App and web page records =
---*---
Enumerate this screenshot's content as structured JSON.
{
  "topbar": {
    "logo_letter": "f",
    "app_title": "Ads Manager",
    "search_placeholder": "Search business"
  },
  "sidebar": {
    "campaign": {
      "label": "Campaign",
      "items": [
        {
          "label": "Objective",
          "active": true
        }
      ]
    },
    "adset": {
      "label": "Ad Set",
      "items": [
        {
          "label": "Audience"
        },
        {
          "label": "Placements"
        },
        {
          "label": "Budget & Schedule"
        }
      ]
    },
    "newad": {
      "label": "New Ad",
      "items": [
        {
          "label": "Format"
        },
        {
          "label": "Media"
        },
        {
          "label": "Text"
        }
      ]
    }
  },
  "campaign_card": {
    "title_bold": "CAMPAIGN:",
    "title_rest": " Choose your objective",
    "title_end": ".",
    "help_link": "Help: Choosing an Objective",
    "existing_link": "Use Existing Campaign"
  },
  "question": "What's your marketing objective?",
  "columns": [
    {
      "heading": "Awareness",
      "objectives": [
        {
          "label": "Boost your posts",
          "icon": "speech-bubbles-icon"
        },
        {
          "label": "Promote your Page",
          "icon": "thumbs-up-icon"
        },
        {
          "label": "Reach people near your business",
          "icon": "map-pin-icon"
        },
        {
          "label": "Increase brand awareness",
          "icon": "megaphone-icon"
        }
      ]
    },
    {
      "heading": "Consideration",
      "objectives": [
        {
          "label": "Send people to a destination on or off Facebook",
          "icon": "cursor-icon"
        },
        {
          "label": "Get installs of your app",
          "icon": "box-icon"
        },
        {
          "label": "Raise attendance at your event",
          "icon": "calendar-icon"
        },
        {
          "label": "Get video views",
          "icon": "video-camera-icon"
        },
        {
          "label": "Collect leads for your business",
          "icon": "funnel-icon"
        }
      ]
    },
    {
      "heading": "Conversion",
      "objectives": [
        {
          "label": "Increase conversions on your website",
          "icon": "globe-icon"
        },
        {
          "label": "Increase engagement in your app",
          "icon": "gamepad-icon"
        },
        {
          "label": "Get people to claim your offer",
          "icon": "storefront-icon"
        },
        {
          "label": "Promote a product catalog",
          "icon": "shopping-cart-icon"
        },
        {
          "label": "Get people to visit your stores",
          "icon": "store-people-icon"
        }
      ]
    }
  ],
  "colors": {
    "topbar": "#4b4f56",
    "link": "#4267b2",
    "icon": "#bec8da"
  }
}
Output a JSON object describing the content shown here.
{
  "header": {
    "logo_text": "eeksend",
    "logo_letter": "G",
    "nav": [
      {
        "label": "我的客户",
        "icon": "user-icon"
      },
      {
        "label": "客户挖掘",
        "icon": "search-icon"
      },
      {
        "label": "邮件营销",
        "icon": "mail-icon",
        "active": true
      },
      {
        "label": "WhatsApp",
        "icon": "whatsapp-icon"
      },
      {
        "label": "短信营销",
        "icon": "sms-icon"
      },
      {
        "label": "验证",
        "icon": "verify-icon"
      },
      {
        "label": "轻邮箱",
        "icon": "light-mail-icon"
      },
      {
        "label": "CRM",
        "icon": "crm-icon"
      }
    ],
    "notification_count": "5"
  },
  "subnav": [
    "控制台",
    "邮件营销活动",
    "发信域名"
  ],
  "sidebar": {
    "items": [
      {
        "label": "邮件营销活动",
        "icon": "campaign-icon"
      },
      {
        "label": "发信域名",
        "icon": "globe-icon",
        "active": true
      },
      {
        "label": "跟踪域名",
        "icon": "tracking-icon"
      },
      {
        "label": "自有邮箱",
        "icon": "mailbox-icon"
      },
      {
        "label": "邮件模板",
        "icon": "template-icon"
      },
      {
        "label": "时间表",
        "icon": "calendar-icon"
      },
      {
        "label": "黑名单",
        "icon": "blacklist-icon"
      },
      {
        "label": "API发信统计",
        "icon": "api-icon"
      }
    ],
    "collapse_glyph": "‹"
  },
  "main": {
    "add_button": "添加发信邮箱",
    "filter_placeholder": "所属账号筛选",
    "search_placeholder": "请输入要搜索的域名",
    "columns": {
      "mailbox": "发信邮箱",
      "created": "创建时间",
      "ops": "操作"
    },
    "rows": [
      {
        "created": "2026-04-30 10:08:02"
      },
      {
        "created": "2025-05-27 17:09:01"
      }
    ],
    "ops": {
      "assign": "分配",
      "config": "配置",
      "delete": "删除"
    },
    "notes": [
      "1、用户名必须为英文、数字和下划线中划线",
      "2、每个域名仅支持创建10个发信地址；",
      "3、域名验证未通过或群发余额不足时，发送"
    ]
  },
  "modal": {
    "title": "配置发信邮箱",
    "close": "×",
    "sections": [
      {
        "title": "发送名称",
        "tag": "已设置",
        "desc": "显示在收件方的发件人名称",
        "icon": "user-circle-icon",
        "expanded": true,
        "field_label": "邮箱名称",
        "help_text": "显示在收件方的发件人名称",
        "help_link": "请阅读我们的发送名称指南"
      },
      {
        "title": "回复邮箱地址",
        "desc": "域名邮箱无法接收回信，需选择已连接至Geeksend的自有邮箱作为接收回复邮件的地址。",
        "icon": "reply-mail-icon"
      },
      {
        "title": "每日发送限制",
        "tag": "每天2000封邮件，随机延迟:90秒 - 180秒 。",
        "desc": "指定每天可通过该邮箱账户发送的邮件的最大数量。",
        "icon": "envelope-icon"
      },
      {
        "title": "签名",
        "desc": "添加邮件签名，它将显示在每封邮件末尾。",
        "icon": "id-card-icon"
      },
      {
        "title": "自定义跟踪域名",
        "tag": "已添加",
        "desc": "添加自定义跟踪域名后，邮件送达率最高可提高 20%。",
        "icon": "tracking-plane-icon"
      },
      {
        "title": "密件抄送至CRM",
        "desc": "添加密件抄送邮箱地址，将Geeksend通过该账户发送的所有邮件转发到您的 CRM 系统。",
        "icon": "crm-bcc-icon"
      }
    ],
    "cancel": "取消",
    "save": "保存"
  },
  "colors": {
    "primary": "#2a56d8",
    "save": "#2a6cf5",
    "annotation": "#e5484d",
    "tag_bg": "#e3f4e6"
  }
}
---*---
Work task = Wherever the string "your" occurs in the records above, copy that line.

Solution =
    "title_rest": " Choose your objective",
  "question": "What's your marketing objective?",
          "label": "Boost your posts",
          "label": "Promote your Page",
          "label": "Reach people near your business",
          "label": "Get installs of your app",
          "label": "Raise attendance at your event",
          "label": "Collect leads for your business",
          "label": "Increase conversions on your website",
          "label": "Increase engagement in your app",
          "label": "Get people to claim your offer",
          "label": "Get people to visit your stores",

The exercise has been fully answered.